Provided material below:
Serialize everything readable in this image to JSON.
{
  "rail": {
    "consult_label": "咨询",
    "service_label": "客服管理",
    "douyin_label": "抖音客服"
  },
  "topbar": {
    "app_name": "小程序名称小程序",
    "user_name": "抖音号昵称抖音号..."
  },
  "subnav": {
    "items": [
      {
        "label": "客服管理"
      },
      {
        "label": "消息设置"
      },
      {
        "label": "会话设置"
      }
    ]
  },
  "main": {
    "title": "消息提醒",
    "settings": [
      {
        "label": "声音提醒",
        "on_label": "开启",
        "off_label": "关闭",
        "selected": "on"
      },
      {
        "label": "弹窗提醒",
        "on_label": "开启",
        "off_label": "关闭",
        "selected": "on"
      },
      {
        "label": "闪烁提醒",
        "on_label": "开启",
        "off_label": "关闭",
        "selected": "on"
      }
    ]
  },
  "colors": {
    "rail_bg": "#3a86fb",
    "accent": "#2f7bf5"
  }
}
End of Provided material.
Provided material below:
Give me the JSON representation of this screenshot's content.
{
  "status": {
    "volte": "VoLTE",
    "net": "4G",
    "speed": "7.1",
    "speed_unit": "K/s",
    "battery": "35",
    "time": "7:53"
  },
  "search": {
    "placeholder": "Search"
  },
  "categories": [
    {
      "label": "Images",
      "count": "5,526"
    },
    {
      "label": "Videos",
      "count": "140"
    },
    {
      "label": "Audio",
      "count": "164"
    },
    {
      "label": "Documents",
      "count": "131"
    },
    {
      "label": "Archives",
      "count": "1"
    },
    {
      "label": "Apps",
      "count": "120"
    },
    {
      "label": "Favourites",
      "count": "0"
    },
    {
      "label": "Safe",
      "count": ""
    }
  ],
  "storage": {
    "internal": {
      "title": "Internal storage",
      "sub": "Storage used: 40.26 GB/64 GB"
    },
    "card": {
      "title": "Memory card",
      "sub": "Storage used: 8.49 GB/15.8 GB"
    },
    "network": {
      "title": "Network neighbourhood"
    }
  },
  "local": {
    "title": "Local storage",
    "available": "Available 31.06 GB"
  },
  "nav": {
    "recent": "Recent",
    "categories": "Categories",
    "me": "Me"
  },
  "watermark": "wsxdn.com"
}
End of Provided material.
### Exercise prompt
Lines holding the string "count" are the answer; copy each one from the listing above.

### Solution for this exercise
      "count": "5,526"
      "count": "140"
      "count": "164"
      "count": "131"
      "count": "1"
      "count": "120"
      "count": "0"
      "count": ""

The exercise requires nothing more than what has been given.